Two friends, Stan and Eric, get up early and meet down at the quayside, having hired a boat to go sea fishing. They plan to spend the whole day on the ocean and Eric, being the less experienced fisherman, is especially excited at the prospect. They take the boat out of the harbour, switch off the engine, bait their hooks and cast into the deep. Several hours go by and neither man has any luck at all. Not a single tug on either fishing line. Eric becomes more and more impatient. This isn’t what he signed up for. Stan tells him not to worry. It’s often like this, but part of the fun of fishing is that you never know what may bite. Eric, unable to hide his disappointment, disagrees and sure enough by sunset they return home without a single fish to show for their pains.
A week later Stan phones Eric to invite him out again, assuring his friend that this time they are bound to have better luck. Eric accepts the invite but insists that this time they should take no chances. He knows of a place where salmon are farmed. They are reared and kept in a pen until large enough to be sold to a supermarket chain. For a small fee you can get one step ahead of Tescos, because everything you catch you can take home with you. Stan just laughs at the thought. He’ll take his chances on the ocean.
I recently came back from a retreat at which I was teaching the three Principles of Mind, Consciousness and Thought. It always amazes me at these events how new insights come quite effortlessly, to everyone in the room, including me. No matter how complete I imagine my understanding of the Principles to be, new thoughts, new insights are never far away. In fact it often feels as though my ‘students’ are teaching me, and not the other way around. I put this down to a newfound willingness on my part to let go of the notion of teaching and simply share my feelings, trusting that Mind will guide me, and everyone else in the room, towards an understanding of the Principles.
Traditional methods of teaching don’t work this way. Knowledge resides in the mind of the teacher, and the students are there to absorb it, or perhaps question it. But if you know, beyond any doubt, that all human beings share the same inner wisdom, the dynamic is very different. Anyone in the room can have a new thought, based on their own experience but prompted by the group discussion, and that thought can often be profound, shifting everyone’s consciousness to a new level, even mine.
I was driving home from the retreat when a thought popped into my head unannounced.

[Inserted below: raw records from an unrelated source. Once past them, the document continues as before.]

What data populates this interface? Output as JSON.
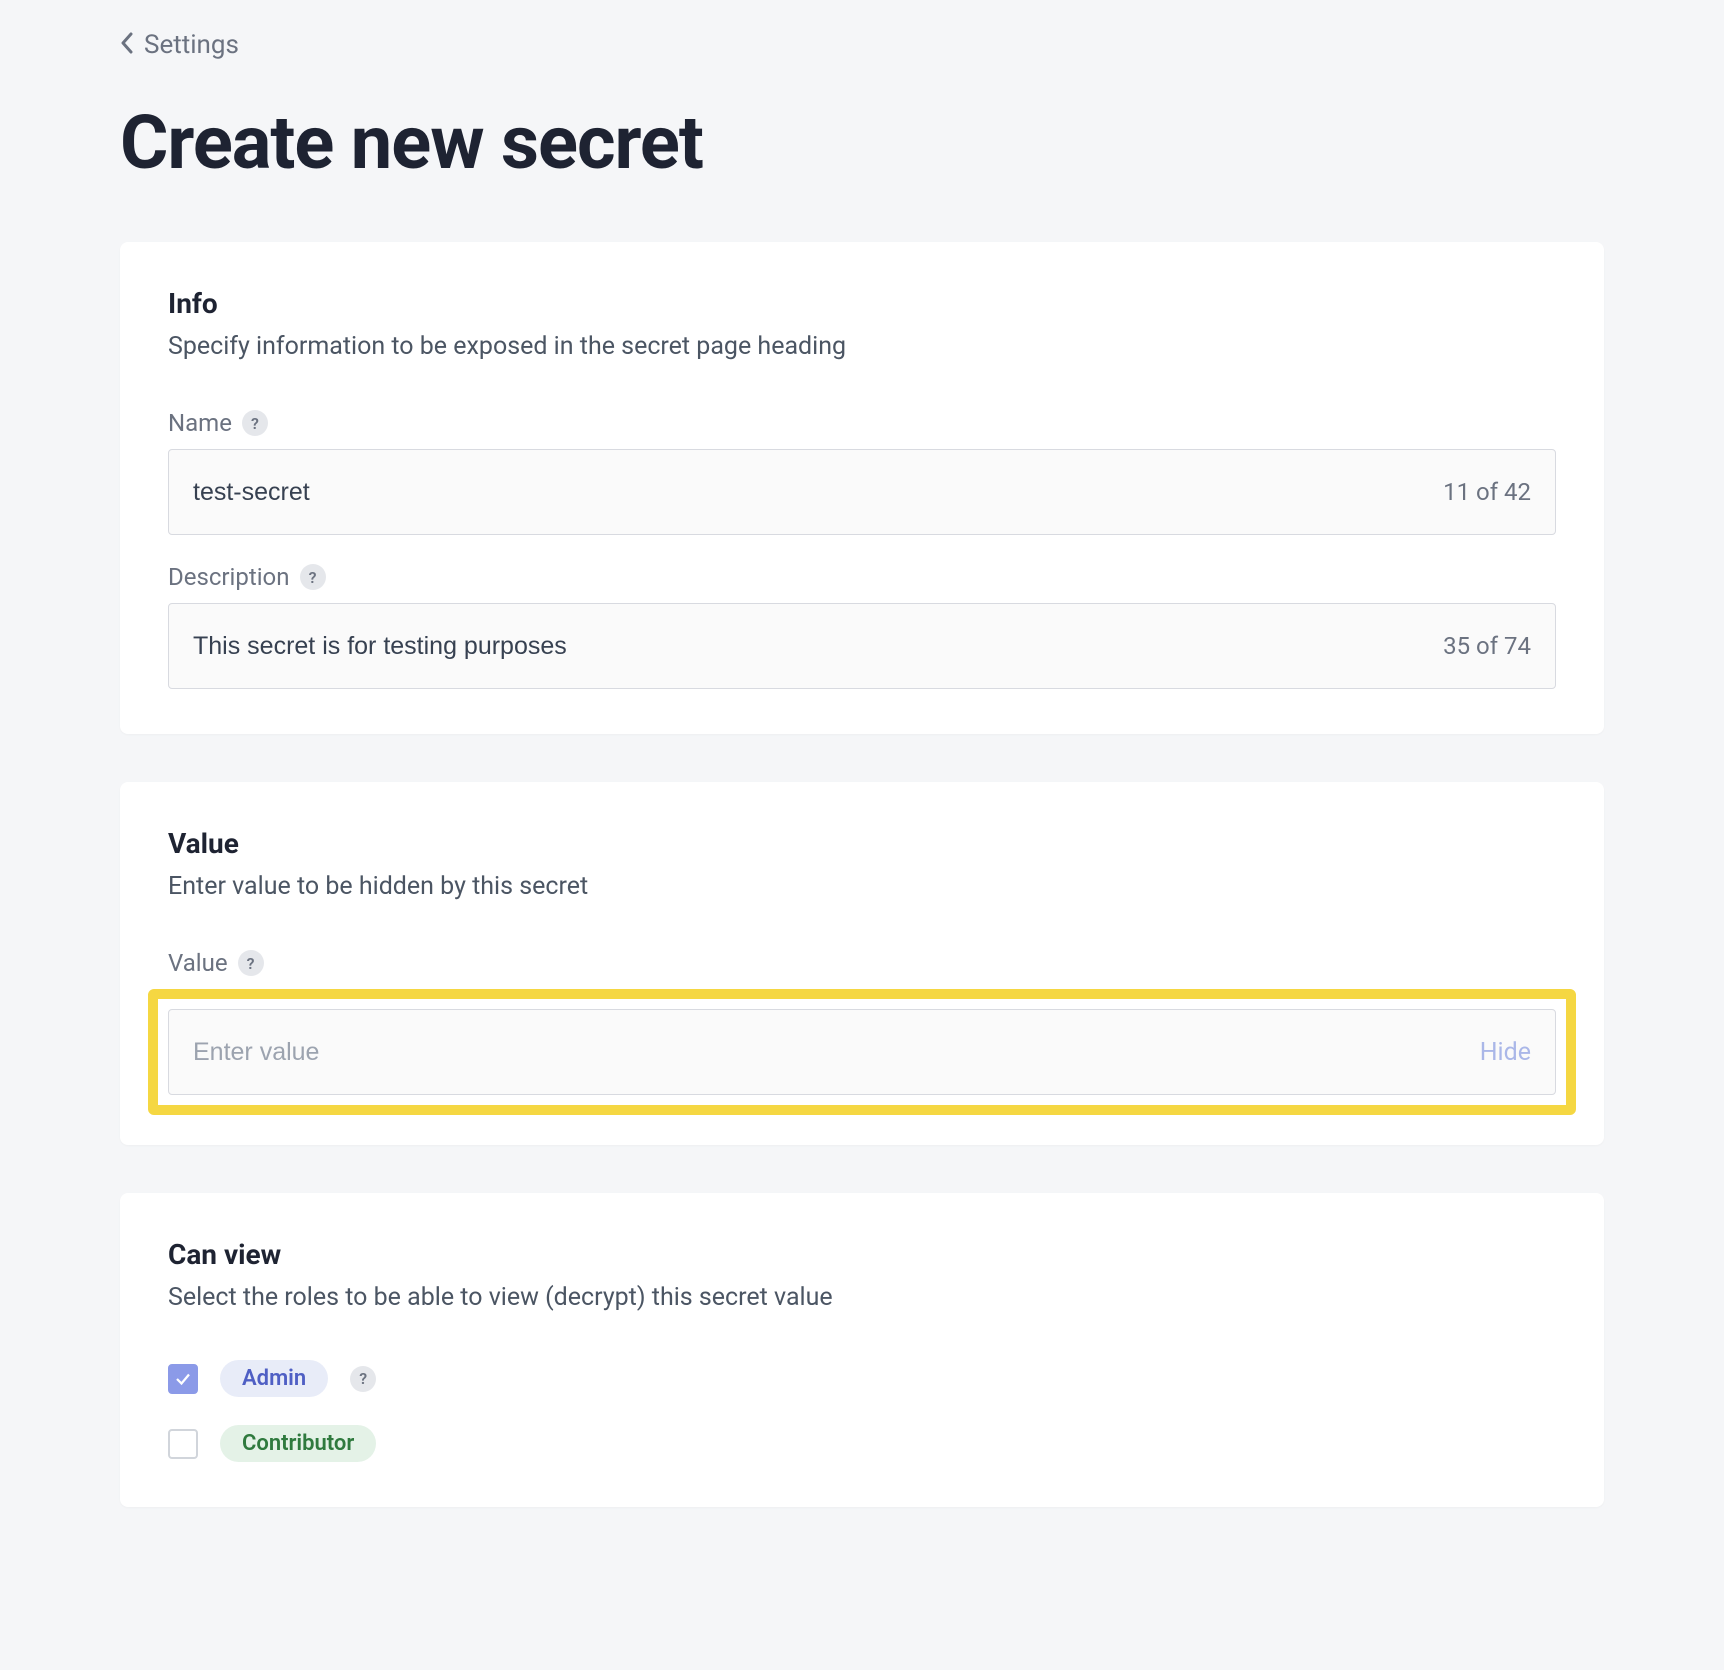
{
  "breadcrumb": {
    "label": "Settings"
  },
  "page": {
    "title": "Create new secret"
  },
  "info": {
    "title": "Info",
    "subtitle": "Specify information to be exposed in the secret page heading",
    "name": {
      "label": "Name",
      "value": "test-secret",
      "count": "11 of 42"
    },
    "description": {
      "label": "Description",
      "value": "This secret is for testing purposes",
      "count": "35 of 74"
    }
  },
  "value": {
    "title": "Value",
    "subtitle": "Enter value to be hidden by this secret",
    "field": {
      "label": "Value",
      "placeholder": "Enter value",
      "hide_label": "Hide"
    }
  },
  "canview": {
    "title": "Can view",
    "subtitle": "Select the roles to be able to view (decrypt) this secret value",
    "roles": [
      {
        "name": "Admin",
        "checked": true,
        "class": "admin",
        "help": true
      },
      {
        "name": "Contributor",
        "checked": false,
        "class": "contributor",
        "help": false
      }
    ]
  },
  "help_glyph": "?"
}
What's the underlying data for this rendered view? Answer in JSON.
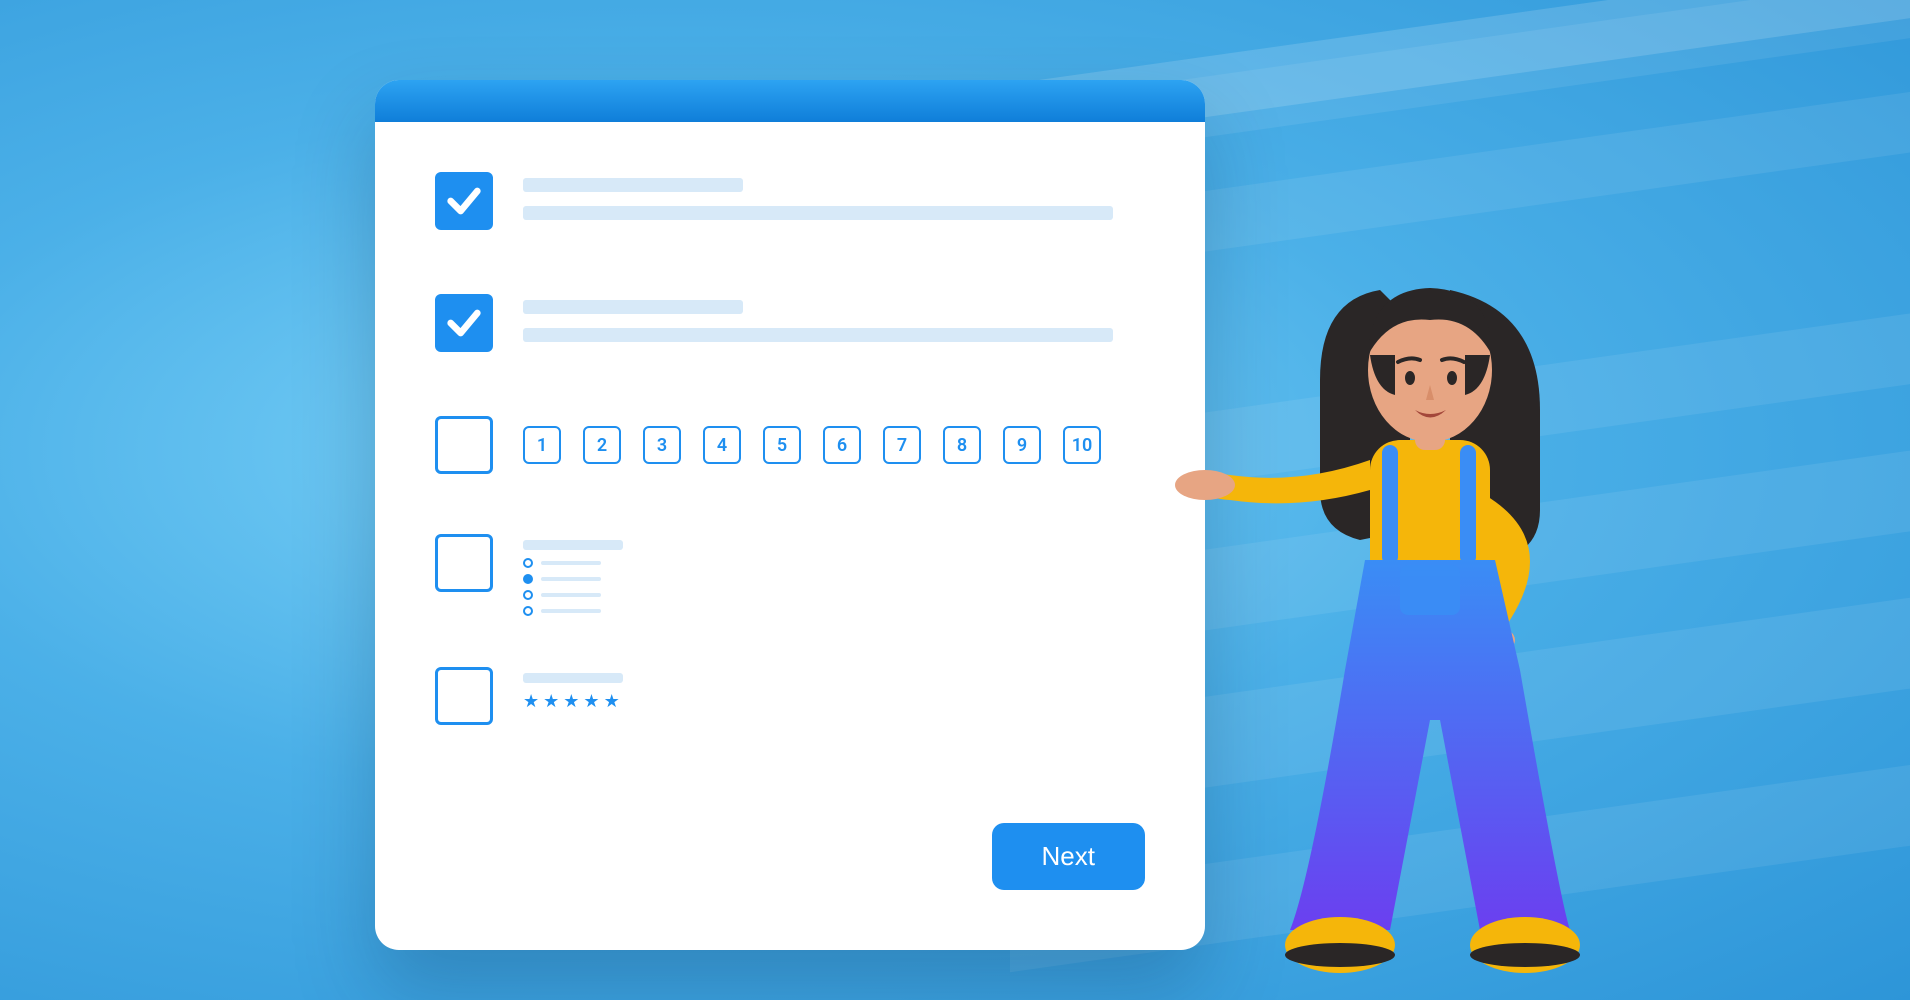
{
  "colors": {
    "accent": "#1e8ff0",
    "placeholder": "#d7e9f8",
    "bg_gradient_start": "#7dd3f8",
    "bg_gradient_end": "#2d95d8"
  },
  "card": {
    "questions": [
      {
        "type": "checkbox",
        "checked": true,
        "has_short_line": true,
        "has_long_line": true
      },
      {
        "type": "checkbox",
        "checked": true,
        "has_short_line": true,
        "has_long_line": true
      },
      {
        "type": "scale",
        "checked": false,
        "scale": [
          "1",
          "2",
          "3",
          "4",
          "5",
          "6",
          "7",
          "8",
          "9",
          "10"
        ]
      },
      {
        "type": "radio",
        "checked": false,
        "options_count": 4,
        "selected_index": 1
      },
      {
        "type": "rating",
        "checked": false,
        "stars": 5
      }
    ],
    "next_button": "Next"
  },
  "character": {
    "description": "3D cartoon woman with dark hair, yellow long-sleeve shirt, blue-purple overalls, yellow sneakers, left hand raised palm-up presenting the card",
    "hair_color": "#2a2626",
    "skin_color": "#e7a583",
    "shirt_color": "#f5b60a",
    "overalls_top": "#3a8df5",
    "overalls_bottom": "#6b3ff0",
    "shoes_color": "#f5b60a"
  }
}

I had a sudden vision of a fish-tank. I’ve used the metaphor of fishing many times in my coaching to get across the idea of the Three Principles. The ocean is Mind, the fishing rod is our connection to it, (or Consciousness), and the fish represent Thought. The ocean has no boundaries, so when we cast our line we have no idea what we will catch, or if we will catch anything at all. It occurred to me that a human being with set ideas, unable to quiet their mind long enough to have a new thought, is like a fisherman who, instead of the boundless ocean, casts into his or her personal ‘fish-tank’ of thoughts. They know what’s in there, and they are comforted by the certainty of what they will catch. But that certainty, that sense of comfort, is the very thing that’s holding them back, shutting out new thoughts as surely as the glass of the fish-tank stops the fish from escaping.
Wisdom is inside each one of us, but we have to be open to it. We have to allow it to come to the surface in its own time. Meditation will help this process along. Hearing, and sharing, the message of the Three Principles that underlie all human experience is the best way to have a new thought, and possibly bring about a transformation in your life.
Eric fished for salmon all day and caught more than a dozen. However, after the pleasure of catching his first one he quickly became bored, (just as his wife did later on with the taste of salmon). Stan caught a couple of red snappers in the morning then hooked a young thresher shark, which nearly capsized his boat before it got away. In the afternoon he drifted with the tide and watched the sun slowly set. A perfect day’s fishing.